The Black Hills region of Western South Dakota and Eastern Wyoming is one of America’s top tourist destinations. There are enough things to do to keep the visitor busy for a week or more. As with most regions, some of the sights are can’t miss and some are nothing more than tourist traps. I’ve use the (+) sign here to indicate which I enjoyed and recommend and the (-) sign for those I’d recommend skipping. The beautiful thing about travel is that you are free to ignore my opinion and visit the one that appeal to you.
(+)Badlands National Park– Though technically not part of the Black Hills, Badlands National Park is located just to the east. It has remarkable scenery, and some colonies of cutest prairie dogs. The park also protects a large area of grassland, which is emblematic of the Central United States.
(+)Wind Cave National Park– One of the most unique caves in the world, Wind Cave was the seventh national park in the United States. The cave contains 95% percent of the world’s boxwork, a unique honeycomb shaped pattern that emerges when cave walls dissolve and the tougher surfaces are left behind. Tour can be book a the park’s visitor center, 10 miles north of Hot Springs.
(-)Wall Drug– Anyone who has driven through the Central United States on I-90 has undoubtedly seen the sign for this attraction. I first visited it with my parents on one of our family trips out west. Today it is a compact little mini-mall, a sight worth visiting mostly so you can say you were there, and to satisfy the curiosity brought on by the many signs leading up to the location. This is one sight that will definitely appeal more to the children than the adults.
(+)Custer State Park– One of America’s largest State Parks, the highlight of any visit to Custer State Park is the Bison. It is one of the easternmost points in the United States where this majestic symbol of the great plains still roam free in herds. In addition to the buffalo, the park is teeming with other wildlife, such as elk, mule deer, prairie dogs, bighorn sheep, mountain lions, antelope and feral donkeys.

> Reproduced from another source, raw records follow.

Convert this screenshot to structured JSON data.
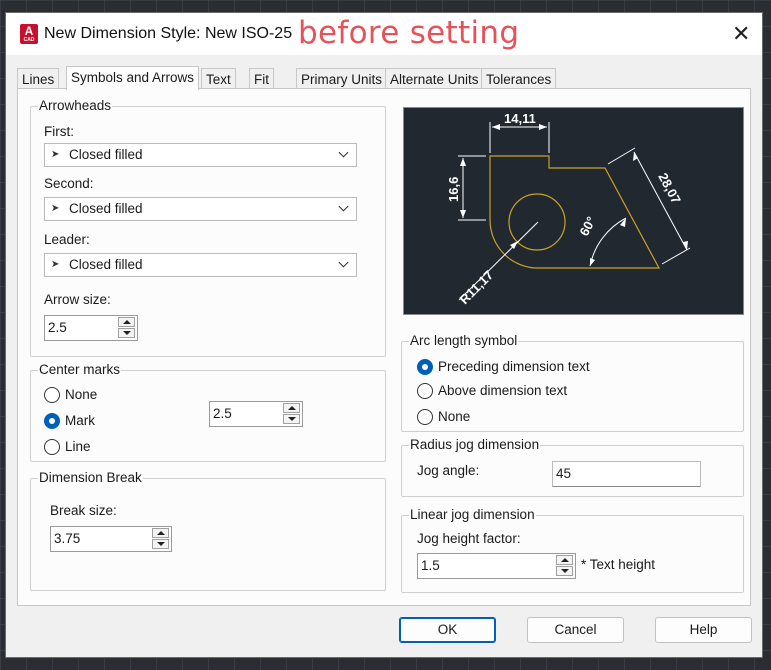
{
  "window": {
    "title": "New Dimension Style: New ISO-25",
    "annotation": "before setting",
    "app_icon_letter": "A",
    "app_icon_caption": "CAD"
  },
  "tabs": [
    "Lines",
    "Symbols and Arrows",
    "Text",
    "Fit",
    "Primary Units",
    "Alternate Units",
    "Tolerances"
  ],
  "active_tab": "Symbols and Arrows",
  "arrowheads": {
    "title": "Arrowheads",
    "first_label": "First:",
    "first_value": "Closed filled",
    "second_label": "Second:",
    "second_value": "Closed filled",
    "leader_label": "Leader:",
    "leader_value": "Closed filled",
    "arrow_size_label": "Arrow size:",
    "arrow_size_value": "2.5"
  },
  "center_marks": {
    "title": "Center marks",
    "options": [
      "None",
      "Mark",
      "Line"
    ],
    "selected": "Mark",
    "size_value": "2.5"
  },
  "dimension_break": {
    "title": "Dimension Break",
    "break_size_label": "Break size:",
    "break_size_value": "3.75"
  },
  "preview": {
    "dim_top": "14,11",
    "dim_left": "16,6",
    "dim_right": "28,07",
    "dim_angle": "60°",
    "dim_radius": "R11,17",
    "colors": {
      "background": "#212830",
      "geometry": "#c9a227",
      "dimension": "#ffffff"
    }
  },
  "arc_length": {
    "title": "Arc length symbol",
    "options": [
      "Preceding dimension text",
      "Above dimension text",
      "None"
    ],
    "selected": "Preceding dimension text"
  },
  "radius_jog": {
    "title": "Radius jog dimension",
    "jog_angle_label": "Jog angle:",
    "jog_angle_value": "45"
  },
  "linear_jog": {
    "title": "Linear jog dimension",
    "factor_label": "Jog height factor:",
    "factor_value": "1.5",
    "suffix": "* Text height"
  },
  "buttons": {
    "ok": "OK",
    "cancel": "Cancel",
    "help": "Help"
  },
  "colors": {
    "accent": "#005fb8",
    "annotation": "#e5525a"
  }
}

(-)Deadwood and the Gold Rush towns- The Black Hills saw a gold rush in the late 1870s and in the early 1880s the region had the highest population of anywhere in the Dakota Territory. Today, these former gold rush towns are kitchy places, with Deadwood, the largest and most famous of them, overflowing with tourists, especially during the summer, to visit the many casino and gift shops that now line the streets.
(+)Minuteman Missile National Historic Site-

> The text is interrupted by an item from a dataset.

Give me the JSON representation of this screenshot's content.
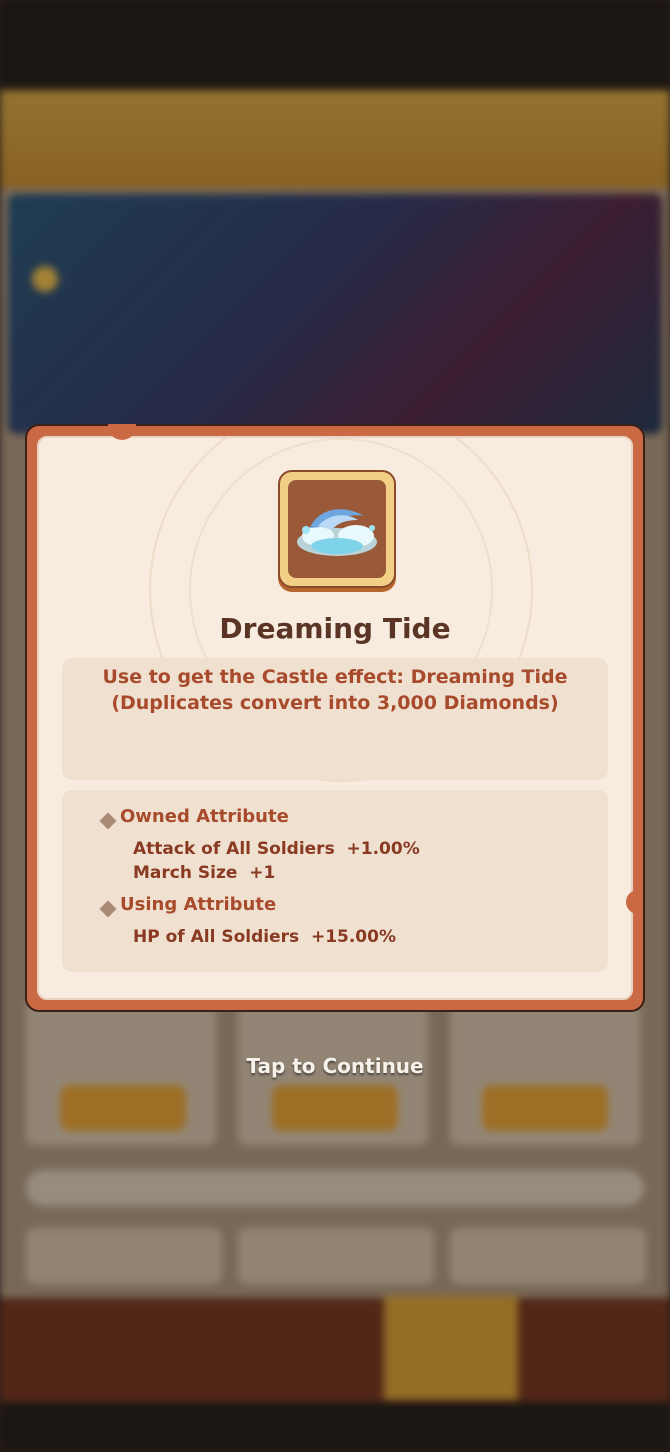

I wrote a longer post about this cold war era nuclear missile sight
for my friend Chris over at the Amateur Traveler. Needless to say, the tour here is one of the most unique activities I have been a part of in any National Park. Being a child of the Cold War, this site brought out so many vivid childhood memories and fit the images I had in my head of those people sitting in bunkers somewhere in middle America waiting to launch our weapons if we were attacked. Tours should be arranged in advance through the park’s information desk or visitor center.
(+)Jewel Cave National Monument- Located on the western part of the Black Hills, Jewel Cave is the second longest cave in the world. As with Wind Cave, cave tours of various difficulty are offered at the site’s visitor center. Both caves are unique in their own right, but if forced to visit one or the other, Wind Cave and it’s boxwork would be the one to chose, in my opinion.

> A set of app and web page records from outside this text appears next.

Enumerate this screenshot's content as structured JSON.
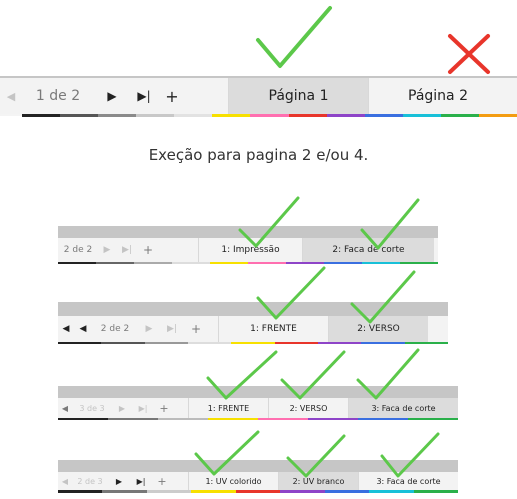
{
  "strip_main": {
    "nav": {
      "prev": "◀",
      "page": "1 de 2",
      "next": "▶",
      "last": "▶|",
      "add": "+"
    },
    "tabs": [
      "Página 1",
      "Página 2"
    ]
  },
  "caption": "Exeção  para pagina 2 e/ou 4.",
  "strip_a": {
    "nav": {
      "page": "2 de 2",
      "next": "▶",
      "last": "▶|",
      "add": "+"
    },
    "tabs": [
      "1: Impressão",
      "2: Faca de corte"
    ]
  },
  "strip_b": {
    "nav": {
      "first": "◀",
      "prev": "◀",
      "page": "2 de 2",
      "next": "▶",
      "last": "▶|",
      "add": "+"
    },
    "tabs": [
      "1: FRENTE",
      "2: VERSO"
    ]
  },
  "strip_c": {
    "nav": {
      "prev": "◀",
      "page": "3 de 3",
      "next": "▶",
      "last": "▶|",
      "add": "+"
    },
    "tabs": [
      "1: FRENTE",
      "2: VERSO",
      "3: Faca de corte"
    ]
  },
  "strip_d": {
    "nav": {
      "prev": "◀",
      "page": "2 de 3",
      "next": "▶",
      "last": "▶|",
      "add": "+"
    },
    "tabs": [
      "1: UV colorido",
      "2: UV branco",
      "3: Faca de corte"
    ]
  },
  "colors": {
    "check": "#5cc84a",
    "cross": "#e8352b",
    "bar_gray": "#c6c6c6",
    "tab_bg": "#f3f3f3",
    "tab_active": "#dcdcdc"
  }
}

(-)Crazy Horse Memorial- This largely uncompleted sculpture aims to be the largest sculpture in the world, when (and if) it is ever completed. Located 16 miles west of Mount Rushmore, the facility is run by the Crazy Horse Memorial Foundation. During my last visit in May of 2006, I was less than impressed with the quality of the exhibits in the site’s tiny museum, and even less impressed with the interpretive programs offered.
(+)Devil’s Tower National Monument- Probably more famous for being the landing spot of aliens in the film Close Encounters of the Third Kind than being America’s first National Monument, Devil’s Tower is a laccolith, an igneous sheet intrusion, that rises over 1,200 feet out of the ground in Eastern Wyoming. The Native Americans which used to live in the area had many legends to explain the presence of such a singular formation, one of the favorites being a tale that two boys from a neighboring village were chased by a bear, and were rescued after they prayed for help and the gods pushed the tower up below them to save them. The bear clawed at the tower (hence explaining the striations on the column) but was unable to get to the boys. There is a fine painting of this legend in the monument’s visitor center.
(+)Mount Rushmore National Monument- Probably the most famous of all the Black Hills attractions, Mount Rushmore is so much more impressive in person than it is in pictures. The excellent museum at the site goes into great detail showing how sculptor Gutzon Borglum created this uniquely American masterpiece. During the summer months, crowds flock to the monument for it’s evening light show.
The Black Hills region has excellent camping and hotel options as well. It has a well-operated tourist structure, providing entertainment for every age group. The closest airport is in Rapid City, near the northern edge of the region. It makes an excellent stopping point for travelers heading from the east to Yellowstone and Grand Teton National Parks, but it would also be easy to spend a week or more just in the Black Hills.